[[ Data shown open ]]

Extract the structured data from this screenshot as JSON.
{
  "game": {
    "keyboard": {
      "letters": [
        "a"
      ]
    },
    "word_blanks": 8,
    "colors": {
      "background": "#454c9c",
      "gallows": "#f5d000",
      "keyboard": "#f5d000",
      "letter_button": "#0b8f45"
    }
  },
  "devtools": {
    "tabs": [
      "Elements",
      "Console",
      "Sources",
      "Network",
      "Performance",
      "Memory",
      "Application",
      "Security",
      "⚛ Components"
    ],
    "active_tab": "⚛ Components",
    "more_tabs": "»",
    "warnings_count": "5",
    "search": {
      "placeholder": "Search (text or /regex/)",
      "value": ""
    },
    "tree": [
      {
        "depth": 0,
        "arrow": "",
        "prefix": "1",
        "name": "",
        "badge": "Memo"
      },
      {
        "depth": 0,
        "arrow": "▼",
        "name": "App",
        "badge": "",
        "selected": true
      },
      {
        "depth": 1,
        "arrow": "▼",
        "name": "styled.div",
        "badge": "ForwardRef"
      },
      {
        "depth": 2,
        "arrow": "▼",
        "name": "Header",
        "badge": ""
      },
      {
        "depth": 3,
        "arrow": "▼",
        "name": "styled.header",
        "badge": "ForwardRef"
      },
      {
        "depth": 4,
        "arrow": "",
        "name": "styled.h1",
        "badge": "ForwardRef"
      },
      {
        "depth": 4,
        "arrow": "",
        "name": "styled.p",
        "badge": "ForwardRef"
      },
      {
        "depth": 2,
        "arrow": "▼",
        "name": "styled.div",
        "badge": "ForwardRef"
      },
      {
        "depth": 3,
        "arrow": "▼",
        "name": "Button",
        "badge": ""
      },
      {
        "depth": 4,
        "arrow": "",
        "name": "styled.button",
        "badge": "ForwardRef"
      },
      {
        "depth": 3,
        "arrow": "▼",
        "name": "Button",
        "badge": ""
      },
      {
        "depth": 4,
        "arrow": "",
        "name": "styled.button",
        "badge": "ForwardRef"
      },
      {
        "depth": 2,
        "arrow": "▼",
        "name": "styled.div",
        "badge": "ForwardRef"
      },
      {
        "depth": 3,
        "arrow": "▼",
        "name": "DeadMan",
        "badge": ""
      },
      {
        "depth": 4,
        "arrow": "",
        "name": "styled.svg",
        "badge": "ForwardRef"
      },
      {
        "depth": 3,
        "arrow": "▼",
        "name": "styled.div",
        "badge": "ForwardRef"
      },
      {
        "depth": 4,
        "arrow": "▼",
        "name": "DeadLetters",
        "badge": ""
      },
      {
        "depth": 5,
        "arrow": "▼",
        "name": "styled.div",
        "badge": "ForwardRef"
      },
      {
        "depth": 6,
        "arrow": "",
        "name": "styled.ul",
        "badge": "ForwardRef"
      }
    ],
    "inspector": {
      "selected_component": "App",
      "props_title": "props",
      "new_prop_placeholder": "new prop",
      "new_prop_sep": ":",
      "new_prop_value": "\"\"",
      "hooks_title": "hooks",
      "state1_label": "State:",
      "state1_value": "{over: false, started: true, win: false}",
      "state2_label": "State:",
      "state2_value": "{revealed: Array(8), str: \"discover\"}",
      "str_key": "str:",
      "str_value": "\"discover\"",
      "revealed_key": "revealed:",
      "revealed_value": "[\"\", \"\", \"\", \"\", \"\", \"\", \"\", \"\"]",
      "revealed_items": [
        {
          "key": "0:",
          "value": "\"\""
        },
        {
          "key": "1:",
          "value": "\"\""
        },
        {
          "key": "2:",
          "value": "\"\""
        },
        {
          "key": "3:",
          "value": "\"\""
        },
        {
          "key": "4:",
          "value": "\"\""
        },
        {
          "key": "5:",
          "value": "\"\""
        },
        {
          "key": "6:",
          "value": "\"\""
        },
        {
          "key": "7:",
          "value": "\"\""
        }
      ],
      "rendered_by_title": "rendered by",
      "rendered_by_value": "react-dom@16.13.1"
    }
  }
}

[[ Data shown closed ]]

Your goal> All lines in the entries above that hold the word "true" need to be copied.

Written reply>
        "selected": true
      "state1_value": "{over: false, started: true, win: false}",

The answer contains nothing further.